We got the call at eleven o’clock last night that it was time to say good-bye, and we were on-our-way within 15 minutes. By the time we returned home at four this morning, our emotions were drained flat. We loved that old guy and will miss him terribly. After all, he has been my client for twenty years and, like all my clients, he was my friend.
He was a child of the Great Depression, who earned a college degree in 1951 and then great wealth. Yet, he always lived modestly and remained very humble. A proud veteran of World War II, he wore his patriotism quietly. A devout, lifelong Episcopalian, he also wore his love of God quietly. A husband of almost sixty years, their lives revolved around each other.
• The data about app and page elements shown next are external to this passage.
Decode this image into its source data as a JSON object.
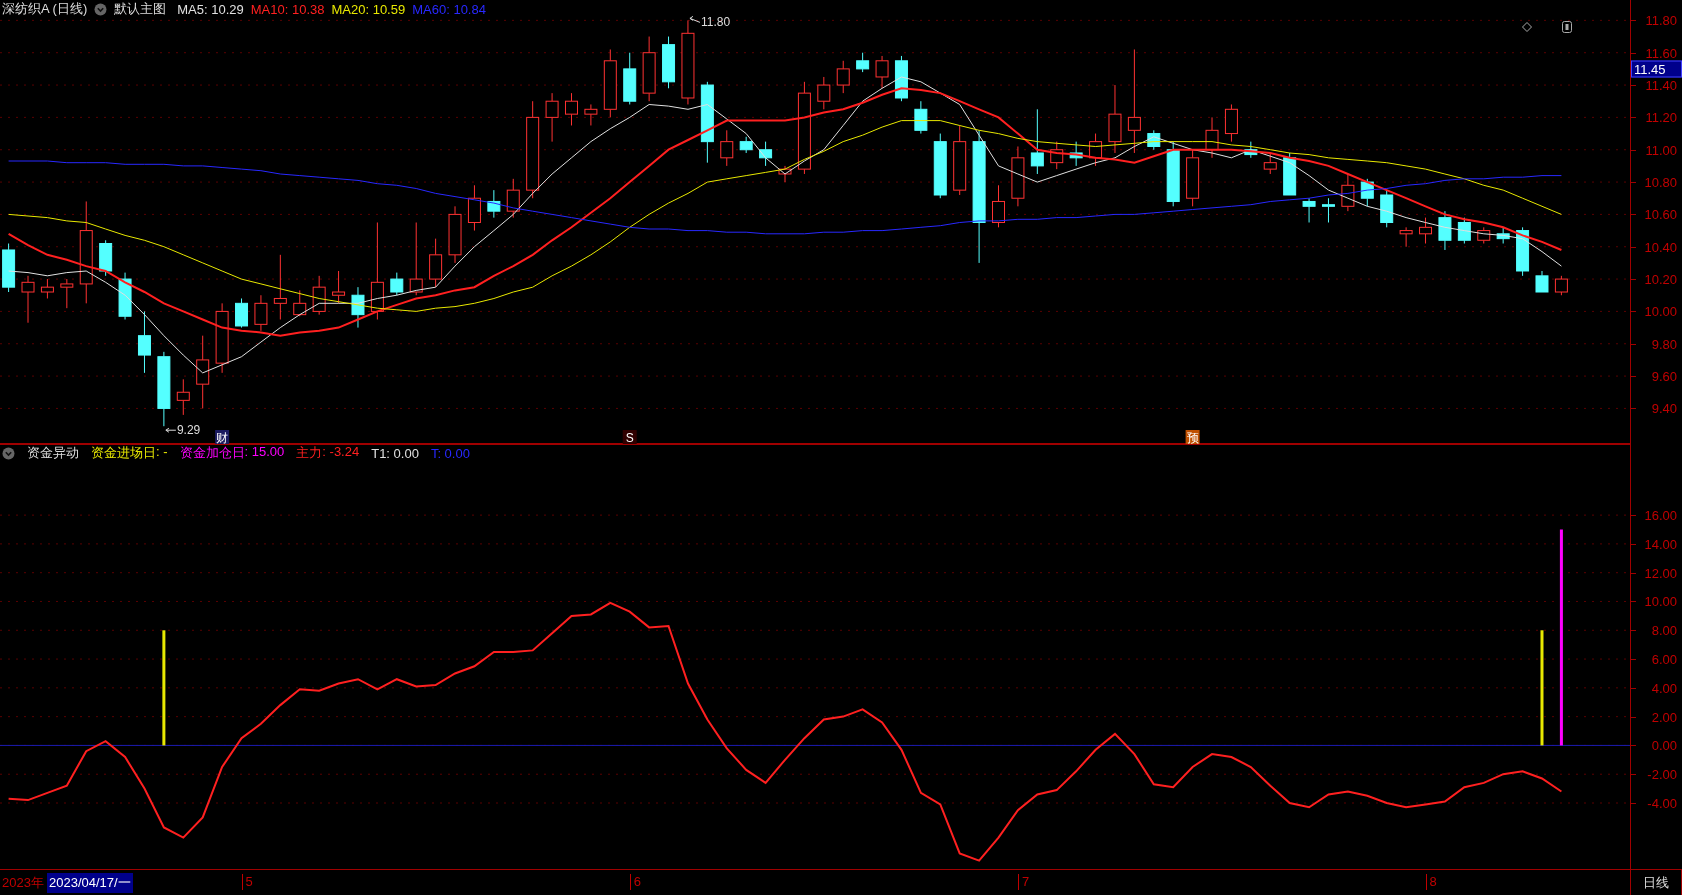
{
  "price_panel": {
    "title": "深纺织A (日线)",
    "template": "默认主图",
    "readings": [
      ": 10.29",
      ": 10.38",
      ": 10.59",
      ": 10.84"
    ],
    "price_marker": "11.45",
    "event_markers": [
      {
        "label": "财",
        "color": "#1a1a60"
      },
      {
        "label": "S",
        "color": "#300000"
      },
      {
        "label": "预",
        "color": "#c05000"
      }
    ],
    "chart_data": {
      "type": "candlestick",
      "ylim": [
        9.18,
        11.926
      ],
      "grid": true,
      "yticks": [
        {
          "value": 11.8,
          "label": "11.80"
        },
        {
          "value": 11.6,
          "label": "11.60"
        },
        {
          "value": 11.4,
          "label": "11.40"
        },
        {
          "value": 11.2,
          "label": "11.20"
        },
        {
          "value": 11.0,
          "label": "11.00"
        },
        {
          "value": 10.8,
          "label": "10.80"
        },
        {
          "value": 10.6,
          "label": "10.60"
        },
        {
          "value": 10.4,
          "label": "10.40"
        },
        {
          "value": 10.2,
          "label": "10.20"
        },
        {
          "value": 10.0,
          "label": "10.00"
        },
        {
          "value": 9.8,
          "label": "9.80"
        },
        {
          "value": 9.6,
          "label": "9.60"
        },
        {
          "value": 9.4,
          "label": "9.40"
        }
      ],
      "ohlc": [
        [
          10.38,
          10.42,
          10.12,
          10.15
        ],
        [
          10.12,
          10.22,
          9.93,
          10.18
        ],
        [
          10.12,
          10.2,
          10.08,
          10.15
        ],
        [
          10.15,
          10.2,
          10.02,
          10.17
        ],
        [
          10.17,
          10.68,
          10.05,
          10.5
        ],
        [
          10.42,
          10.44,
          10.22,
          10.25
        ],
        [
          10.2,
          10.24,
          9.95,
          9.97
        ],
        [
          9.85,
          10.0,
          9.62,
          9.73
        ],
        [
          9.72,
          9.75,
          9.29,
          9.4
        ],
        [
          9.45,
          9.58,
          9.36,
          9.5
        ],
        [
          9.55,
          9.85,
          9.4,
          9.7
        ],
        [
          9.68,
          10.05,
          9.62,
          10.0
        ],
        [
          10.05,
          10.08,
          9.9,
          9.91
        ],
        [
          9.92,
          10.1,
          9.88,
          10.05
        ],
        [
          10.05,
          10.35,
          9.95,
          10.08
        ],
        [
          9.98,
          10.13,
          9.97,
          10.05
        ],
        [
          10.0,
          10.22,
          9.98,
          10.15
        ],
        [
          10.1,
          10.25,
          10.05,
          10.12
        ],
        [
          10.1,
          10.15,
          9.9,
          9.98
        ],
        [
          10.0,
          10.55,
          9.95,
          10.18
        ],
        [
          10.2,
          10.24,
          10.1,
          10.12
        ],
        [
          10.12,
          10.55,
          10.1,
          10.2
        ],
        [
          10.2,
          10.45,
          10.15,
          10.35
        ],
        [
          10.35,
          10.65,
          10.3,
          10.6
        ],
        [
          10.55,
          10.78,
          10.5,
          10.7
        ],
        [
          10.68,
          10.75,
          10.58,
          10.62
        ],
        [
          10.62,
          10.82,
          10.58,
          10.75
        ],
        [
          10.75,
          11.3,
          10.7,
          11.2
        ],
        [
          11.2,
          11.35,
          11.05,
          11.3
        ],
        [
          11.22,
          11.35,
          11.15,
          11.3
        ],
        [
          11.22,
          11.28,
          11.15,
          11.25
        ],
        [
          11.25,
          11.62,
          11.2,
          11.55
        ],
        [
          11.5,
          11.6,
          11.28,
          11.3
        ],
        [
          11.35,
          11.7,
          11.3,
          11.6
        ],
        [
          11.65,
          11.7,
          11.38,
          11.42
        ],
        [
          11.32,
          11.8,
          11.28,
          11.72
        ],
        [
          11.4,
          11.42,
          10.92,
          11.05
        ],
        [
          10.95,
          11.12,
          10.9,
          11.05
        ],
        [
          11.05,
          11.08,
          10.98,
          11.0
        ],
        [
          11.0,
          11.05,
          10.9,
          10.95
        ],
        [
          10.85,
          10.9,
          10.8,
          10.88
        ],
        [
          10.88,
          11.42,
          10.85,
          11.35
        ],
        [
          11.3,
          11.45,
          11.25,
          11.4
        ],
        [
          11.4,
          11.55,
          11.35,
          11.5
        ],
        [
          11.55,
          11.6,
          11.48,
          11.5
        ],
        [
          11.45,
          11.58,
          11.38,
          11.55
        ],
        [
          11.55,
          11.58,
          11.3,
          11.32
        ],
        [
          11.25,
          11.3,
          11.1,
          11.12
        ],
        [
          11.05,
          11.1,
          10.7,
          10.72
        ],
        [
          10.75,
          11.15,
          10.72,
          11.05
        ],
        [
          11.05,
          11.12,
          10.3,
          10.55
        ],
        [
          10.55,
          10.78,
          10.52,
          10.68
        ],
        [
          10.7,
          11.02,
          10.65,
          10.95
        ],
        [
          10.98,
          11.25,
          10.85,
          10.9
        ],
        [
          10.92,
          11.05,
          10.88,
          11.0
        ],
        [
          10.98,
          11.05,
          10.9,
          10.95
        ],
        [
          10.95,
          11.1,
          10.9,
          11.05
        ],
        [
          11.05,
          11.4,
          10.98,
          11.22
        ],
        [
          11.12,
          11.62,
          10.98,
          11.2
        ],
        [
          11.1,
          11.12,
          11.0,
          11.02
        ],
        [
          11.0,
          11.05,
          10.65,
          10.68
        ],
        [
          10.7,
          11.0,
          10.65,
          10.95
        ],
        [
          11.0,
          11.2,
          10.95,
          11.12
        ],
        [
          11.1,
          11.28,
          11.05,
          11.25
        ],
        [
          11.0,
          11.05,
          10.95,
          10.97
        ],
        [
          10.88,
          10.98,
          10.85,
          10.92
        ],
        [
          10.95,
          10.98,
          10.72,
          10.72
        ],
        [
          10.68,
          10.7,
          10.55,
          10.65
        ],
        [
          10.66,
          10.7,
          10.55,
          10.65
        ],
        [
          10.65,
          10.85,
          10.62,
          10.78
        ],
        [
          10.8,
          10.82,
          10.65,
          10.7
        ],
        [
          10.72,
          10.75,
          10.52,
          10.55
        ],
        [
          10.48,
          10.52,
          10.4,
          10.5
        ],
        [
          10.48,
          10.58,
          10.42,
          10.52
        ],
        [
          10.58,
          10.62,
          10.38,
          10.44
        ],
        [
          10.55,
          10.58,
          10.42,
          10.44
        ],
        [
          10.44,
          10.52,
          10.42,
          10.5
        ],
        [
          10.48,
          10.52,
          10.42,
          10.45
        ],
        [
          10.5,
          10.52,
          10.22,
          10.25
        ],
        [
          10.22,
          10.25,
          10.12,
          10.12
        ],
        [
          10.12,
          10.22,
          10.1,
          10.2
        ]
      ],
      "series": [
        {
          "name": "MA5",
          "type": "line",
          "color": "#e0e0e0",
          "values": [
            10.25,
            10.24,
            10.22,
            10.24,
            10.25,
            10.18,
            10.1,
            9.98,
            9.85,
            9.73,
            9.62,
            9.67,
            9.72,
            9.81,
            9.9,
            9.98,
            10.05,
            10.05,
            10.05,
            10.08,
            10.1,
            10.13,
            10.15,
            10.28,
            10.4,
            10.5,
            10.6,
            10.73,
            10.85,
            10.95,
            11.05,
            11.13,
            11.2,
            11.28,
            11.27,
            11.25,
            11.28,
            11.19,
            11.1,
            10.95,
            10.85,
            10.93,
            11.0,
            11.15,
            11.3,
            11.38,
            11.45,
            11.42,
            11.35,
            11.28,
            11.09,
            10.9,
            10.85,
            10.8,
            10.84,
            10.88,
            10.92,
            10.95,
            11.02,
            11.08,
            11.04,
            11.0,
            10.98,
            10.95,
            11.0,
            10.96,
            10.92,
            10.84,
            10.75,
            10.7,
            10.65,
            10.62,
            10.58,
            10.55,
            10.52,
            10.5,
            10.48,
            10.47,
            10.45,
            10.37,
            10.28
          ]
        },
        {
          "name": "MA10",
          "type": "line",
          "color": "#ff2020",
          "values": [
            10.48,
            10.41,
            10.35,
            10.32,
            10.28,
            10.25,
            10.18,
            10.12,
            10.05,
            10.0,
            9.95,
            9.9,
            9.88,
            9.87,
            9.85,
            9.87,
            9.88,
            9.9,
            9.95,
            10.0,
            10.04,
            10.08,
            10.1,
            10.13,
            10.15,
            10.22,
            10.28,
            10.35,
            10.44,
            10.52,
            10.61,
            10.7,
            10.8,
            10.9,
            11.0,
            11.06,
            11.12,
            11.18,
            11.18,
            11.18,
            11.18,
            11.2,
            11.23,
            11.25,
            11.29,
            11.34,
            11.38,
            11.37,
            11.35,
            11.3,
            11.25,
            11.2,
            11.1,
            11.0,
            10.98,
            10.97,
            10.95,
            10.94,
            10.92,
            10.96,
            11.0,
            11.0,
            11.0,
            11.0,
            10.99,
            10.98,
            10.95,
            10.93,
            10.9,
            10.85,
            10.8,
            10.75,
            10.7,
            10.65,
            10.6,
            10.57,
            10.55,
            10.52,
            10.47,
            10.43,
            10.38
          ]
        },
        {
          "name": "MA20",
          "type": "line",
          "color": "#e8e800",
          "values": [
            10.6,
            10.59,
            10.58,
            10.56,
            10.55,
            10.51,
            10.47,
            10.44,
            10.4,
            10.35,
            10.3,
            10.25,
            10.2,
            10.17,
            10.14,
            10.11,
            10.08,
            10.06,
            10.04,
            10.02,
            10.01,
            10.0,
            10.02,
            10.03,
            10.05,
            10.08,
            10.12,
            10.15,
            10.22,
            10.28,
            10.35,
            10.43,
            10.52,
            10.6,
            10.67,
            10.73,
            10.8,
            10.82,
            10.84,
            10.86,
            10.88,
            10.94,
            10.99,
            11.05,
            11.09,
            11.14,
            11.18,
            11.18,
            11.18,
            11.15,
            11.12,
            11.1,
            11.07,
            11.05,
            11.04,
            11.03,
            11.02,
            11.03,
            11.04,
            11.05,
            11.05,
            11.05,
            11.05,
            11.03,
            11.02,
            11.0,
            10.98,
            10.97,
            10.95,
            10.94,
            10.93,
            10.92,
            10.9,
            10.88,
            10.85,
            10.82,
            10.78,
            10.75,
            10.7,
            10.65,
            10.6
          ]
        },
        {
          "name": "MA60",
          "type": "line",
          "color": "#2828ff",
          "values": [
            10.93,
            10.93,
            10.93,
            10.92,
            10.92,
            10.92,
            10.91,
            10.91,
            10.91,
            10.9,
            10.9,
            10.89,
            10.88,
            10.87,
            10.85,
            10.84,
            10.83,
            10.82,
            10.81,
            10.79,
            10.78,
            10.76,
            10.73,
            10.71,
            10.69,
            10.67,
            10.64,
            10.62,
            10.6,
            10.58,
            10.56,
            10.54,
            10.52,
            10.51,
            10.51,
            10.5,
            10.5,
            10.49,
            10.49,
            10.48,
            10.48,
            10.48,
            10.49,
            10.49,
            10.5,
            10.5,
            10.51,
            10.52,
            10.53,
            10.55,
            10.56,
            10.56,
            10.57,
            10.57,
            10.58,
            10.58,
            10.59,
            10.6,
            10.6,
            10.61,
            10.62,
            10.63,
            10.64,
            10.65,
            10.66,
            10.68,
            10.69,
            10.7,
            10.72,
            10.73,
            10.75,
            10.76,
            10.78,
            10.79,
            10.81,
            10.82,
            10.82,
            10.83,
            10.83,
            10.84,
            10.84
          ]
        }
      ],
      "annotations": [
        "11.80",
        "9.29"
      ]
    }
  },
  "indicator_panel": {
    "title": "资金异动",
    "readings": [
      ": -",
      ": 15.00",
      ": -3.24"
    ],
    "other_legend": [
      {
        "label": "T1: 0.00",
        "color": "#e0e0e0"
      },
      {
        "label": "T: 0.00",
        "color": "#2828ff"
      }
    ],
    "chart_data": {
      "type": "line",
      "ylim": [
        -10.39,
        20.94
      ],
      "grid": true,
      "ref_lines": [
        {
          "axis": "y",
          "value": 0
        }
      ],
      "yticks": [
        {
          "value": 16,
          "label": "16.00"
        },
        {
          "value": 14,
          "label": "14.00"
        },
        {
          "value": 12,
          "label": "12.00"
        },
        {
          "value": 10,
          "label": "10.00"
        },
        {
          "value": 8,
          "label": "8.00"
        },
        {
          "value": 6,
          "label": "6.00"
        },
        {
          "value": 4,
          "label": "4.00"
        },
        {
          "value": 2,
          "label": "2.00"
        },
        {
          "value": 0,
          "label": "0.00"
        },
        {
          "value": -2,
          "label": "-2.00"
        },
        {
          "value": -4,
          "label": "-4.00"
        }
      ],
      "series": [
        {
          "name": "资金进场日",
          "type": "bar",
          "color": "#e8e800",
          "values": [
            null,
            null,
            null,
            null,
            null,
            null,
            null,
            null,
            8,
            null,
            null,
            null,
            null,
            null,
            null,
            null,
            null,
            null,
            null,
            null,
            null,
            null,
            null,
            null,
            null,
            null,
            null,
            null,
            null,
            null,
            null,
            null,
            null,
            null,
            null,
            null,
            null,
            null,
            null,
            null,
            null,
            null,
            null,
            null,
            null,
            null,
            null,
            null,
            null,
            null,
            null,
            null,
            null,
            null,
            null,
            null,
            null,
            null,
            null,
            null,
            null,
            null,
            null,
            null,
            null,
            null,
            null,
            null,
            null,
            null,
            null,
            null,
            null,
            null,
            null,
            null,
            null,
            null,
            null,
            8,
            null
          ]
        },
        {
          "name": "资金加仓日",
          "type": "bar",
          "color": "#ff00ff",
          "values": [
            null,
            null,
            null,
            null,
            null,
            null,
            null,
            null,
            null,
            null,
            null,
            null,
            null,
            null,
            null,
            null,
            null,
            null,
            null,
            null,
            null,
            null,
            null,
            null,
            null,
            null,
            null,
            null,
            null,
            null,
            null,
            null,
            null,
            null,
            null,
            null,
            null,
            null,
            null,
            null,
            null,
            null,
            null,
            null,
            null,
            null,
            null,
            null,
            null,
            null,
            null,
            null,
            null,
            null,
            null,
            null,
            null,
            null,
            null,
            null,
            null,
            null,
            null,
            null,
            null,
            null,
            null,
            null,
            null,
            null,
            null,
            null,
            null,
            null,
            null,
            null,
            null,
            null,
            null,
            null,
            15
          ]
        },
        {
          "name": "主力",
          "type": "line",
          "color": "#ff2020",
          "values": [
            -3.7,
            -3.8,
            -3.3,
            -2.8,
            -0.4,
            0.3,
            -0.8,
            -3.0,
            -5.7,
            -6.4,
            -5.0,
            -1.5,
            0.5,
            1.5,
            2.8,
            3.9,
            3.8,
            4.3,
            4.6,
            3.9,
            4.6,
            4.1,
            4.2,
            5.0,
            5.5,
            6.5,
            6.5,
            6.6,
            7.8,
            9.0,
            9.1,
            9.9,
            9.3,
            8.2,
            8.3,
            4.3,
            1.8,
            -0.2,
            -1.7,
            -2.6,
            -1.0,
            0.5,
            1.8,
            2.0,
            2.5,
            1.6,
            -0.3,
            -3.3,
            -4.1,
            -7.5,
            -8.0,
            -6.4,
            -4.5,
            -3.4,
            -3.1,
            -1.8,
            -0.3,
            0.8,
            -0.6,
            -2.7,
            -2.9,
            -1.5,
            -0.6,
            -0.8,
            -1.5,
            -2.8,
            -4.0,
            -4.3,
            -3.4,
            -3.2,
            -3.5,
            -4.0,
            -4.3,
            -4.1,
            -3.9,
            -2.9,
            -2.6,
            -2.0,
            -1.8,
            -2.3,
            -3.2
          ]
        }
      ]
    }
  },
  "time_axis": {
    "year": "2023年",
    "cursor_date": "2023/04/17/一",
    "months": [
      "5",
      "6",
      "7",
      "8"
    ],
    "period": "日线"
  }
}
They spent countless hours together touring by bicycle. Their one expensive indulgence was travel, and they traveled the world extensively.
Their greatest heartbreak was the loss of their only child shortly after he graduated from college, when he was hit by a drunk driver. They always carried that extraordinarily heavy pain, but they wore it quietly, of course.
Chuck taught me many things. I tend to be intellectually arrogant, and he taught me humility. I tend to be confrontational, and he taught me to be more accepting. I tend to be aggressive, and he taught me good things will come without that. He made me more tolerant.
He taught me you don’t have to wear your money on your wrist. You don’t have to wear your private religion as a public badge. You don’t have to wear your patriotism as a mindless uniform. You can love all these things, and you can do it privately. Yes, he taught me much!
Thank you, Chuck, for being my client, my teacher, and my friend. I miss you terribly.